Determine how many lines in the entries below hold "title". Respond with that number only.

═════ Supplied information

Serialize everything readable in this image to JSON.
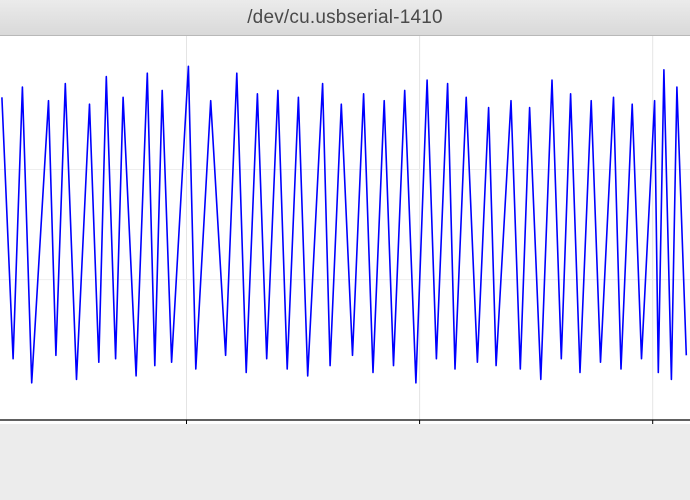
{
  "window": {
    "title": "/dev/cu.usbserial-1410"
  },
  "chart_data": {
    "type": "line",
    "title": "",
    "xlabel": "",
    "ylabel": "",
    "xlim": [
      3387,
      3757
    ],
    "ylim": [
      0,
      100
    ],
    "grid": true,
    "x_ticks": [
      3487,
      3612,
      3737
    ],
    "series": [
      {
        "color": "#0000ff",
        "peaks": [
          [
            3388,
            88
          ],
          [
            3399,
            91
          ],
          [
            3413,
            87
          ],
          [
            3422,
            92
          ],
          [
            3435,
            86
          ],
          [
            3444,
            94
          ],
          [
            3453,
            88
          ],
          [
            3466,
            95
          ],
          [
            3474,
            90
          ],
          [
            3488,
            97
          ],
          [
            3500,
            87
          ],
          [
            3514,
            95
          ],
          [
            3525,
            89
          ],
          [
            3536,
            90
          ],
          [
            3547,
            88
          ],
          [
            3560,
            92
          ],
          [
            3570,
            86
          ],
          [
            3582,
            89
          ],
          [
            3593,
            87
          ],
          [
            3604,
            90
          ],
          [
            3616,
            93
          ],
          [
            3627,
            92
          ],
          [
            3637,
            88
          ],
          [
            3649,
            85
          ],
          [
            3661,
            87
          ],
          [
            3671,
            85
          ],
          [
            3683,
            93
          ],
          [
            3693,
            89
          ],
          [
            3704,
            87
          ],
          [
            3716,
            88
          ],
          [
            3726,
            86
          ],
          [
            3738,
            87
          ],
          [
            3743,
            96
          ],
          [
            3750,
            91
          ]
        ],
        "troughs": [
          [
            3394,
            12
          ],
          [
            3404,
            5
          ],
          [
            3417,
            13
          ],
          [
            3428,
            6
          ],
          [
            3440,
            11
          ],
          [
            3449,
            12
          ],
          [
            3460,
            7
          ],
          [
            3470,
            10
          ],
          [
            3479,
            11
          ],
          [
            3492,
            9
          ],
          [
            3508,
            13
          ],
          [
            3519,
            8
          ],
          [
            3530,
            12
          ],
          [
            3541,
            9
          ],
          [
            3552,
            7
          ],
          [
            3564,
            10
          ],
          [
            3576,
            13
          ],
          [
            3587,
            8
          ],
          [
            3598,
            10
          ],
          [
            3610,
            5
          ],
          [
            3621,
            12
          ],
          [
            3631,
            9
          ],
          [
            3643,
            11
          ],
          [
            3653,
            10
          ],
          [
            3666,
            9
          ],
          [
            3677,
            6
          ],
          [
            3688,
            12
          ],
          [
            3698,
            8
          ],
          [
            3709,
            11
          ],
          [
            3720,
            9
          ],
          [
            3731,
            12
          ],
          [
            3740,
            8
          ],
          [
            3747,
            6
          ],
          [
            3755,
            13
          ]
        ]
      }
    ]
  }
}
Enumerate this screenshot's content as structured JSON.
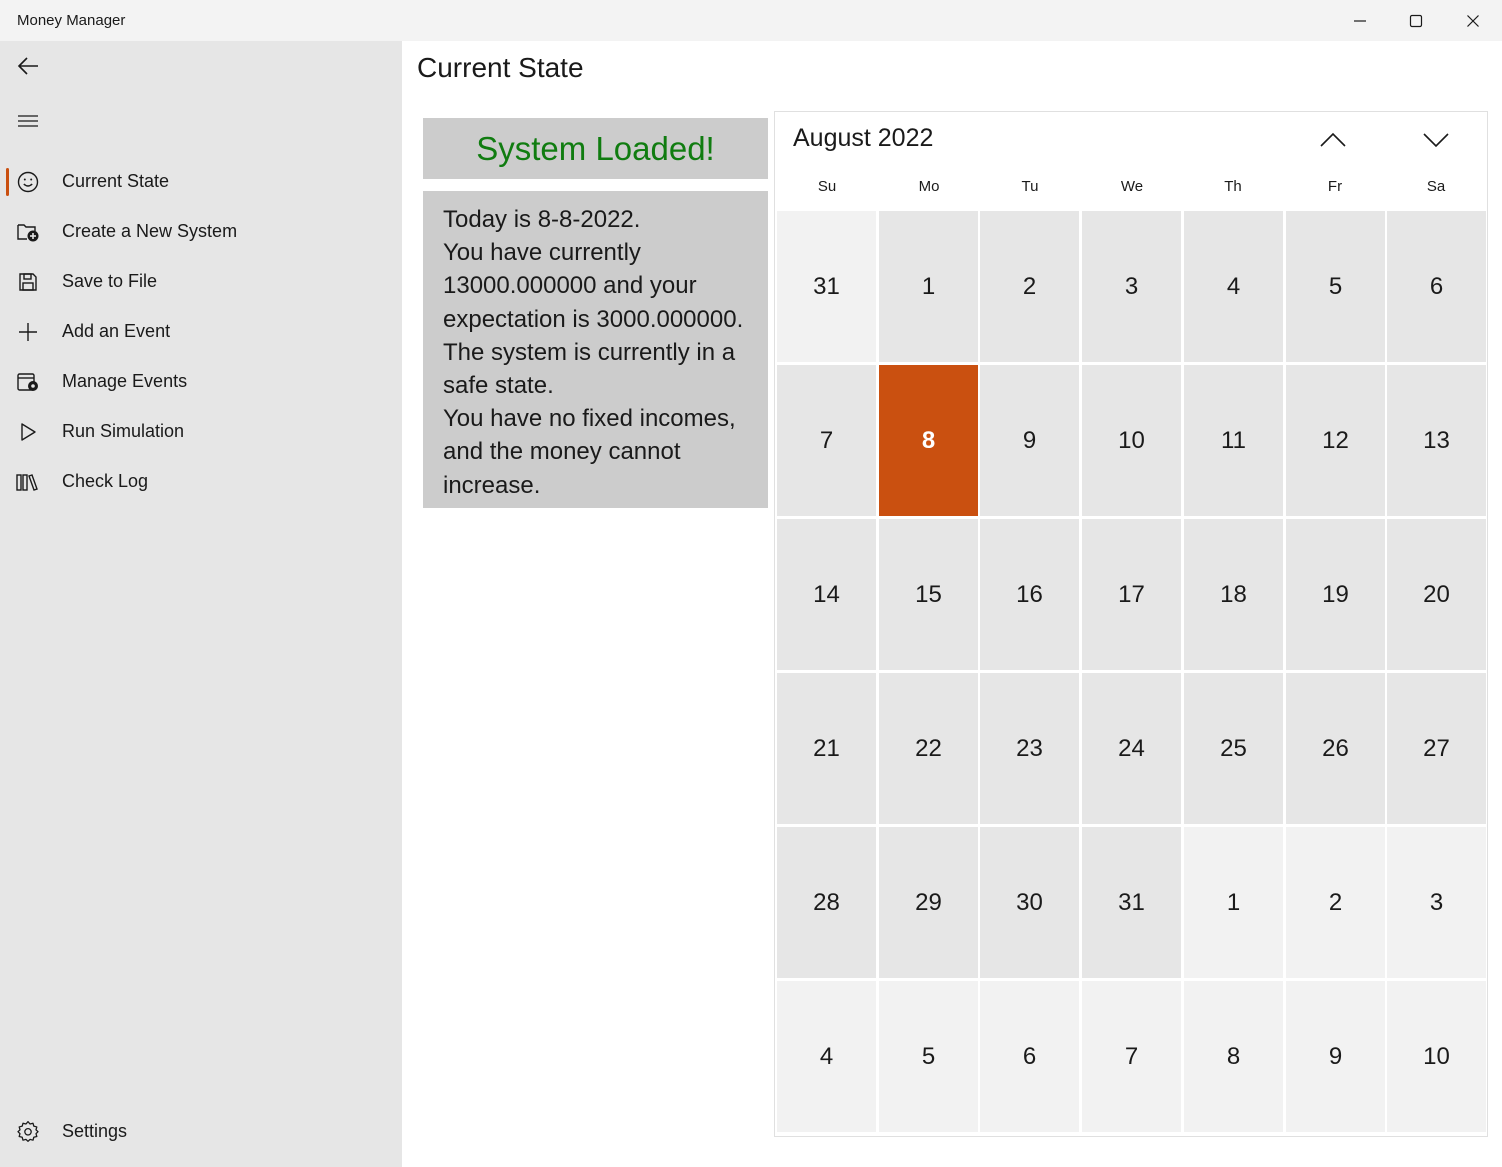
{
  "window": {
    "title": "Money Manager",
    "controls": {
      "minimize": "minimize-icon",
      "maximize": "maximize-icon",
      "close": "close-icon"
    }
  },
  "sidebar": {
    "back_icon": "back-arrow-icon",
    "menu_icon": "hamburger-icon",
    "items": [
      {
        "label": "Current State",
        "icon": "smiley-icon",
        "selected": true
      },
      {
        "label": "Create a New System",
        "icon": "folder-add-icon",
        "selected": false
      },
      {
        "label": "Save to File",
        "icon": "save-icon",
        "selected": false
      },
      {
        "label": "Add an Event",
        "icon": "plus-icon",
        "selected": false
      },
      {
        "label": "Manage Events",
        "icon": "calendar-settings-icon",
        "selected": false
      },
      {
        "label": "Run Simulation",
        "icon": "play-icon",
        "selected": false
      },
      {
        "label": "Check Log",
        "icon": "library-icon",
        "selected": false
      }
    ],
    "settings": {
      "label": "Settings",
      "icon": "gear-icon"
    },
    "accent_color": "#ca5010"
  },
  "main": {
    "title": "Current State",
    "status": {
      "text": "System Loaded!",
      "color": "#107c10"
    },
    "info_lines": [
      "Today is 8-8-2022.",
      "You have currently",
      "13000.000000 and your",
      "expectation is 3000.000000.",
      "The system is currently in a",
      "safe state.",
      "You have no fixed incomes,",
      "and the money cannot",
      "increase."
    ]
  },
  "calendar": {
    "month_label": "August 2022",
    "prev_icon": "chevron-up-icon",
    "next_icon": "chevron-down-icon",
    "weekdays": [
      "Su",
      "Mo",
      "Tu",
      "We",
      "Th",
      "Fr",
      "Sa"
    ],
    "today_color": "#ca5010",
    "weeks": [
      [
        {
          "d": "31",
          "in": false
        },
        {
          "d": "1",
          "in": true
        },
        {
          "d": "2",
          "in": true
        },
        {
          "d": "3",
          "in": true
        },
        {
          "d": "4",
          "in": true
        },
        {
          "d": "5",
          "in": true
        },
        {
          "d": "6",
          "in": true
        }
      ],
      [
        {
          "d": "7",
          "in": true
        },
        {
          "d": "8",
          "in": true,
          "today": true
        },
        {
          "d": "9",
          "in": true
        },
        {
          "d": "10",
          "in": true
        },
        {
          "d": "11",
          "in": true
        },
        {
          "d": "12",
          "in": true
        },
        {
          "d": "13",
          "in": true
        }
      ],
      [
        {
          "d": "14",
          "in": true
        },
        {
          "d": "15",
          "in": true
        },
        {
          "d": "16",
          "in": true
        },
        {
          "d": "17",
          "in": true
        },
        {
          "d": "18",
          "in": true
        },
        {
          "d": "19",
          "in": true
        },
        {
          "d": "20",
          "in": true
        }
      ],
      [
        {
          "d": "21",
          "in": true
        },
        {
          "d": "22",
          "in": true
        },
        {
          "d": "23",
          "in": true
        },
        {
          "d": "24",
          "in": true
        },
        {
          "d": "25",
          "in": true
        },
        {
          "d": "26",
          "in": true
        },
        {
          "d": "27",
          "in": true
        }
      ],
      [
        {
          "d": "28",
          "in": true
        },
        {
          "d": "29",
          "in": true
        },
        {
          "d": "30",
          "in": true
        },
        {
          "d": "31",
          "in": true
        },
        {
          "d": "1",
          "in": false
        },
        {
          "d": "2",
          "in": false
        },
        {
          "d": "3",
          "in": false
        }
      ],
      [
        {
          "d": "4",
          "in": false
        },
        {
          "d": "5",
          "in": false
        },
        {
          "d": "6",
          "in": false
        },
        {
          "d": "7",
          "in": false
        },
        {
          "d": "8",
          "in": false
        },
        {
          "d": "9",
          "in": false
        },
        {
          "d": "10",
          "in": false
        }
      ]
    ]
  }
}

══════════

#### Written response:
4